  • What specific implant will be used?
  • How much do you know about this product?
  • What is your reason for choosing the particular brand?
  • Has it ever been recalled?
  •  Do you, or does this hospital have a financial investment in the company that produces the device?

Patients need to check all of the resources available to them so they can gather information on a device. Despite their failure to properly test these products, or perhaps because of it, the FDA publishes a wealth of information about device safety warnings, complaints, and recalls, available at Additionally, a Google search will bring up articles and reports on devices and manufacturers who have had problems.


Patients should  question their physicians on alternatives to surgery to see if there is a way to avoid devices altogether and choose a different treatment.


Patients should seek out social networks where communities of other individuals may have had experiences with a particular brand of device and find out if they had any issues.


The Consumers Union (CU) is an expert independent, nonprofit organization whose mission is to work for a fair just and safe marketplace for all consumers and to empower consumers to protect themselves.  The CU  has come out with a list of recommendations for strengthening medical device safety oversight. These include:


Insure that all permanent implants and all life-sustaining devices do not go through the 510(k) process. Instead, these devices should go through the Pre-Market Approval (PMA) process, which requires more rigorous testing for safety and effectiveness.


Once a device is found to be unsafe which means it has either been recalled by the FDA or the FDA  has issued a warning about it, that device should no longer be allowed to be used until and unless it goes through the recommended rigorous safety testing process.


Congress needs to give the FDA the authority and the resources for the increasing the numbers and complexity of medical device applications to insure that the appropriate safety testing is completed before the device is used for treatment.


The standard for devices going through Pre-Market Approval (PMA) needs to be revised  from “reasonable assurance” of safety to “substantial evidence” of safety, bringing it in line with the standard used for prescription drugs.5.


A national system for tracking devices needs to be instituted so that patients and health care providers can be contacted when problems with a particular device are identified.

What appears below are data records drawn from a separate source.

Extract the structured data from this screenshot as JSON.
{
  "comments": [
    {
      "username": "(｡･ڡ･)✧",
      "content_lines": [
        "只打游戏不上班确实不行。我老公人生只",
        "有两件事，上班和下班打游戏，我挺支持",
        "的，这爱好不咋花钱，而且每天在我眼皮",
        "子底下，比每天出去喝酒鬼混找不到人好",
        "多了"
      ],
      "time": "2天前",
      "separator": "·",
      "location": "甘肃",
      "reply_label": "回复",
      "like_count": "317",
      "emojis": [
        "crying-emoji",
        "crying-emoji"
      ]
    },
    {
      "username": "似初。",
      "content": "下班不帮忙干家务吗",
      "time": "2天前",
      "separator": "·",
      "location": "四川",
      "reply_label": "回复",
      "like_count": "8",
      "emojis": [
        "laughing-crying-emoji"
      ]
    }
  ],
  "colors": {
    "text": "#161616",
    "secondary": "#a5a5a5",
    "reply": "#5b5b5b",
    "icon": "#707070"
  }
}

Currently, there is no universal way to find out which devices went into which patients.


There need to be safeguard to ensure that the  FDA is fully implementing existing patient protection programs for monitoring and reporting problems such as MedWatch, MAUDE and the Sentinel Initiative. Used effectively, these programs can create an early warning system to help the FDA identify medical devices that are causing harm to patients.